Segment Open
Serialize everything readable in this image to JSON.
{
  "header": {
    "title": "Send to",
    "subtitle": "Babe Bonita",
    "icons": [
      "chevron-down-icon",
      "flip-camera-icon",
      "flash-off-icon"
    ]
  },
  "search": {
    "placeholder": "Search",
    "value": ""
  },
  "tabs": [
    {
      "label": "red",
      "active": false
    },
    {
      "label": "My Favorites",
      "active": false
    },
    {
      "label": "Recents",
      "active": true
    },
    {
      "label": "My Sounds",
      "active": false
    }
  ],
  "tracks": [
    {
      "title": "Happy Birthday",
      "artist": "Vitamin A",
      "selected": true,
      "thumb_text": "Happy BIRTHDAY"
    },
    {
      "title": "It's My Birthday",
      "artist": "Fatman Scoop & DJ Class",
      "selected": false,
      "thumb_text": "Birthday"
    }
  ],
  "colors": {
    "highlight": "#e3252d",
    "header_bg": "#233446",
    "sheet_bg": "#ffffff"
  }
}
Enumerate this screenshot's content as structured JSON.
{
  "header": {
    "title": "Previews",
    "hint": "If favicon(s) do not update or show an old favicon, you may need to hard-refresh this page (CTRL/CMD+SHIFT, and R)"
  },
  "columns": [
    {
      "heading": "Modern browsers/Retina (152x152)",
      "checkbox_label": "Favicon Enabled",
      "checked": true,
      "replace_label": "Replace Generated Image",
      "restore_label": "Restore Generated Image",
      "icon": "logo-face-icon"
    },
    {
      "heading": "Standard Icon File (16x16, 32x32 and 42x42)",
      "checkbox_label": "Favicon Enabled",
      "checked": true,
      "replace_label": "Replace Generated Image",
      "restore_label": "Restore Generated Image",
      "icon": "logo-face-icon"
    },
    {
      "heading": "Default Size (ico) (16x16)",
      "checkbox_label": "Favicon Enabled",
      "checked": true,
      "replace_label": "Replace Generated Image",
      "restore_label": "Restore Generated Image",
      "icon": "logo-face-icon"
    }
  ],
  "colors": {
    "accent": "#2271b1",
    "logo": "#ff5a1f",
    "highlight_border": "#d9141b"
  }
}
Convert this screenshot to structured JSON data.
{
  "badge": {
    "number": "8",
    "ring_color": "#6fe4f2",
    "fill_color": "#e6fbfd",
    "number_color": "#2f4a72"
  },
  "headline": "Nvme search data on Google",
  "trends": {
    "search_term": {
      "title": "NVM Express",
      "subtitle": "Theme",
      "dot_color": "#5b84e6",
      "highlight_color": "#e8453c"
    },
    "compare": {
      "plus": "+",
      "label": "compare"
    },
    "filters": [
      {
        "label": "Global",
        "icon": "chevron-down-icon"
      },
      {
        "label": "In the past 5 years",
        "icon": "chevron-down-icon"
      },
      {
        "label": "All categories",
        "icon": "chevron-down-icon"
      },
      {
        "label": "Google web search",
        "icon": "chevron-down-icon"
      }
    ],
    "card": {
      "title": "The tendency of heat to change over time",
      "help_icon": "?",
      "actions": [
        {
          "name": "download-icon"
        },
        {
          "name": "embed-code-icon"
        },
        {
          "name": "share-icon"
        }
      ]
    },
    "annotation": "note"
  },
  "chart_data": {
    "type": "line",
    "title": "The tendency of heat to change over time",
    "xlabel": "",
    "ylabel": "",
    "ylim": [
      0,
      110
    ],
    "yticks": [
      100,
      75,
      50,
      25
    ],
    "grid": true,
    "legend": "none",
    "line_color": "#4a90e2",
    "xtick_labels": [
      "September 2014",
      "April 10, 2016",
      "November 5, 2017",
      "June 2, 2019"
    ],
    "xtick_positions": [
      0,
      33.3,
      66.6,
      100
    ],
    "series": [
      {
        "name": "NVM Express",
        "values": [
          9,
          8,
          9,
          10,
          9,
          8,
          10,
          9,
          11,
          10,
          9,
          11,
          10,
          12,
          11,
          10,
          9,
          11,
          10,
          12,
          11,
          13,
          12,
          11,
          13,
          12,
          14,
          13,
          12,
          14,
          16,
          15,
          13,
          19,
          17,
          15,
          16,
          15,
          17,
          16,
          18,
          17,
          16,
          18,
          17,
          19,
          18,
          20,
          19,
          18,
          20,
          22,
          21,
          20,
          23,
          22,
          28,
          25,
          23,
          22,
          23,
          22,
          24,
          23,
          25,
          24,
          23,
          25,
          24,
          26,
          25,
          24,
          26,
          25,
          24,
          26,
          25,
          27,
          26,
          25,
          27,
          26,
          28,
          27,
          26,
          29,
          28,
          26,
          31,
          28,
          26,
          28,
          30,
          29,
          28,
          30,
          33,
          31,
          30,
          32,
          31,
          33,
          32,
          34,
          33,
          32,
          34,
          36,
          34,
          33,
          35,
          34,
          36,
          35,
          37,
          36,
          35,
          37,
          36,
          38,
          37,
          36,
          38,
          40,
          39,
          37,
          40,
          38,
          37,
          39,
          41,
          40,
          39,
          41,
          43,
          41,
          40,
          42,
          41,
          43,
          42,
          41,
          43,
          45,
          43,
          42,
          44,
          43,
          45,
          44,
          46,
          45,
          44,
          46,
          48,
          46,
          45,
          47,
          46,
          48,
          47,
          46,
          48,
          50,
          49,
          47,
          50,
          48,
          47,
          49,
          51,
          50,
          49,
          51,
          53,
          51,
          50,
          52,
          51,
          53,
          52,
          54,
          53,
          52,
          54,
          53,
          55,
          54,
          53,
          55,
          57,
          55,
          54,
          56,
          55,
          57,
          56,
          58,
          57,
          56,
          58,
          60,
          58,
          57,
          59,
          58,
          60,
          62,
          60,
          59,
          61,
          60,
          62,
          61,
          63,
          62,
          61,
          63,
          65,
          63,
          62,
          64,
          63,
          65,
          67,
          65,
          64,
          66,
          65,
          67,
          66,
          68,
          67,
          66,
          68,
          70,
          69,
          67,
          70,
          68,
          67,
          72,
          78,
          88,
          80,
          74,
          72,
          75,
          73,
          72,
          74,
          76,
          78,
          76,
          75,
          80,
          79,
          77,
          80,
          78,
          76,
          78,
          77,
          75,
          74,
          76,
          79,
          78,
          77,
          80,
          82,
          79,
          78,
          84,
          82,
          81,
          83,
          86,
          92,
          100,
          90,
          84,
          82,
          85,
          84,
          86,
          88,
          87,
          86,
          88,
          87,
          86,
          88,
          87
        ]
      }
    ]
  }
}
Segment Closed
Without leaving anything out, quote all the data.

Serialize everything readable in this image to JSON.
{
  "header": {
    "title": "Send to",
    "subtitle": "Babe Bonita",
    "icons": [
      "chevron-down-icon",
      "flip-camera-icon",
      "flash-off-icon"
    ]
  },
  "search": {
    "placeholder": "Search",
    "value": ""
  },
  "tabs": [
    {
      "label": "red",
      "active": false
    },
    {
      "label": "My Favorites",
      "active": false
    },
    {
      "label": "Recents",
      "active": true
    },
    {
      "label": "My Sounds",
      "active": false
    }
  ],
  "tracks": [
    {
      "title": "Happy Birthday",
      "artist": "Vitamin A",
      "selected": true,
      "thumb_text": "Happy BIRTHDAY"
    },
    {
      "title": "It's My Birthday",
      "artist": "Fatman Scoop & DJ Class",
      "selected": false,
      "thumb_text": "Birthday"
    }
  ],
  "colors": {
    "highlight": "#e3252d",
    "header_bg": "#233446",
    "sheet_bg": "#ffffff"
  }
}
Enumerate this screenshot's content as structured JSON.
{
  "header": {
    "title": "Previews",
    "hint": "If favicon(s) do not update or show an old favicon, you may need to hard-refresh this page (CTRL/CMD+SHIFT, and R)"
  },
  "columns": [
    {
      "heading": "Modern browsers/Retina (152x152)",
      "checkbox_label": "Favicon Enabled",
      "checked": true,
      "replace_label": "Replace Generated Image",
      "restore_label": "Restore Generated Image",
      "icon": "logo-face-icon"
    },
    {
      "heading": "Standard Icon File (16x16, 32x32 and 42x42)",
      "checkbox_label": "Favicon Enabled",
      "checked": true,
      "replace_label": "Replace Generated Image",
      "restore_label": "Restore Generated Image",
      "icon": "logo-face-icon"
    },
    {
      "heading": "Default Size (ico) (16x16)",
      "checkbox_label": "Favicon Enabled",
      "checked": true,
      "replace_label": "Replace Generated Image",
      "restore_label": "Restore Generated Image",
      "icon": "logo-face-icon"
    }
  ],
  "colors": {
    "accent": "#2271b1",
    "logo": "#ff5a1f",
    "highlight_border": "#d9141b"
  }
}
Convert this screenshot to structured JSON data.
{
  "badge": {
    "number": "8",
    "ring_color": "#6fe4f2",
    "fill_color": "#e6fbfd",
    "number_color": "#2f4a72"
  },
  "headline": "Nvme search data on Google",
  "trends": {
    "search_term": {
      "title": "NVM Express",
      "subtitle": "Theme",
      "dot_color": "#5b84e6",
      "highlight_color": "#e8453c"
    },
    "compare": {
      "plus": "+",
      "label": "compare"
    },
    "filters": [
      {
        "label": "Global",
        "icon": "chevron-down-icon"
      },
      {
        "label": "In the past 5 years",
        "icon": "chevron-down-icon"
      },
      {
        "label": "All categories",
        "icon": "chevron-down-icon"
      },
      {
        "label": "Google web search",
        "icon": "chevron-down-icon"
      }
    ],
    "card": {
      "title": "The tendency of heat to change over time",
      "help_icon": "?",
      "actions": [
        {
          "name": "download-icon"
        },
        {
          "name": "embed-code-icon"
        },
        {
          "name": "share-icon"
        }
      ]
    },
    "annotation": "note"
  },
  "chart_data": {
    "type": "line",
    "title": "The tendency of heat to change over time",
    "xlabel": "",
    "ylabel": "",
    "ylim": [
      0,
      110
    ],
    "yticks": [
      100,
      75,
      50,
      25
    ],
    "grid": true,
    "legend": "none",
    "line_color": "#4a90e2",
    "xtick_labels": [
      "September 2014",
      "April 10, 2016",
      "November 5, 2017",
      "June 2, 2019"
    ],
    "xtick_positions": [
      0,
      33.3,
      66.6,
      100
    ],
    "series": [
      {
        "name": "NVM Express",
        "values": [
          9,
          8,
          9,
          10,
          9,
          8,
          10,
          9,
          11,
          10,
          9,
          11,
          10,
          12,
          11,
          10,
          9,
          11,
          10,
          12,
          11,
          13,
          12,
          11,
          13,
          12,
          14,
          13,
          12,
          14,
          16,
          15,
          13,
          19,
          17,
          15,
          16,
          15,
          17,
          16,
          18,
          17,
          16,
          18,
          17,
          19,
          18,
          20,
          19,
          18,
          20,
          22,
          21,
          20,
          23,
          22,
          28,
          25,
          23,
          22,
          23,
          22,
          24,
          23,
          25,
          24,
          23,
          25,
          24,
          26,
          25,
          24,
          26,
          25,
          24,
          26,
          25,
          27,
          26,
          25,
          27,
          26,
          28,
          27,
          26,
          29,
          28,
          26,
          31,
          28,
          26,
          28,
          30,
          29,
          28,
          30,
          33,
          31,
          30,
          32,
          31,
          33,
          32,
          34,
          33,
          32,
          34,
          36,
          34,
          33,
          35,
          34,
          36,
          35,
          37,
          36,
          35,
          37,
          36,
          38,
          37,
          36,
          38,
          40,
          39,
          37,
          40,
          38,
          37,
          39,
          41,
          40,
          39,
          41,
          43,
          41,
          40,
          42,
          41,
          43,
          42,
          41,
          43,
          45,
          43,
          42,
          44,
          43,
          45,
          44,
          46,
          45,
          44,
          46,
          48,
          46,
          45,
          47,
          46,
          48,
          47,
          46,
          48,
          50,
          49,
          47,
          50,
          48,
          47,
          49,
          51,
          50,
          49,
          51,
          53,
          51,
          50,
          52,
          51,
          53,
          52,
          54,
          53,
          52,
          54,
          53,
          55,
          54,
          53,
          55,
          57,
          55,
          54,
          56,
          55,
          57,
          56,
          58,
          57,
          56,
          58,
          60,
          58,
          57,
          59,
          58,
          60,
          62,
          60,
          59,
          61,
          60,
          62,
          61,
          63,
          62,
          61,
          63,
          65,
          63,
          62,
          64,
          63,
          65,
          67,
          65,
          64,
          66,
          65,
          67,
          66,
          68,
          67,
          66,
          68,
          70,
          69,
          67,
          70,
          68,
          67,
          72,
          78,
          88,
          80,
          74,
          72,
          75,
          73,
          72,
          74,
          76,
          78,
          76,
          75,
          80,
          79,
          77,
          80,
          78,
          76,
          78,
          77,
          75,
          74,
          76,
          79,
          78,
          77,
          80,
          82,
          79,
          78,
          84,
          82,
          81,
          83,
          86,
          92,
          100,
          90,
          84,
          82,
          85,
          84,
          86,
          88,
          87,
          86,
          88,
          87,
          86,
          88,
          87
        ]
      }
    ]
  }
}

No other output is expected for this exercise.